The announcement that the primary-secondary school transfer tests will proceed in the autumn is a source of anxiety for parents and pupils alike. School closures as a result of the Covid-19 pandemic have meant that the same level of preparation and teaching resources will not be available to those pupils scheduled to sit the tests. This is obviously a serious cause for concern, as the selection of secondary education is a major life event for young people.
Jobs & Education
The raising of tuition fees would be a direct attack on access to higher education, especially for working-class students. It is part and parcel of a broader strategy of “marketisation” in education. Westminster is committed to de-regulating the higher education sector in favour of private companies, creating what it calls a ‘level playing field’ for profit-making companies. Stormont has not stood in the way and has facilitated this approach at every stage.
The trade union movement must connect itself to the aspirations and demands of this section of young and precarious workers. This means fighting on more than just the immediate “bread and butter” issues.

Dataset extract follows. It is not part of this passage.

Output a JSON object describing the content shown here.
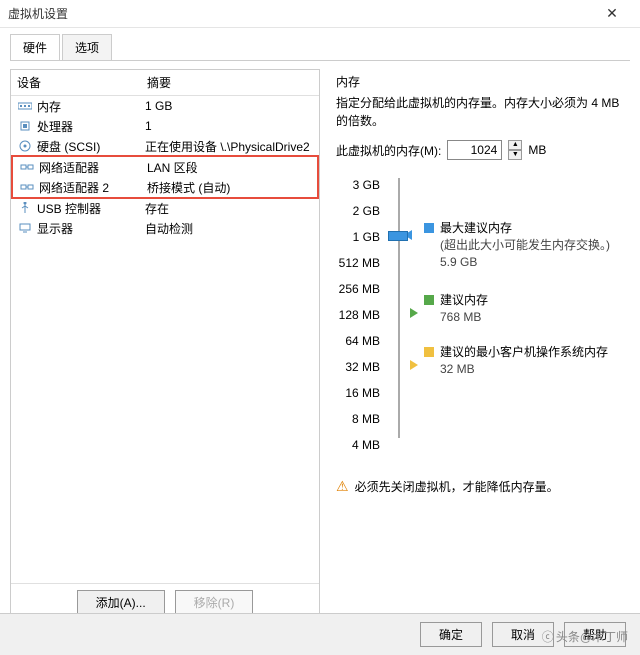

Unite Hospitality in Belfast, which Socialist Party members are central to, has spearheaded the way forward
The Trades Union Congress (TUC) in Britain has called for the introduction of a four-day working week. TUC General Secretary Frances O’Grady compared this demand to previous milestone achievements such as the eight-hour day achieved in the 19th century and the two-day weekend won in the 20th century. Unfortunately, no specific time frame has been targeted other than… this century!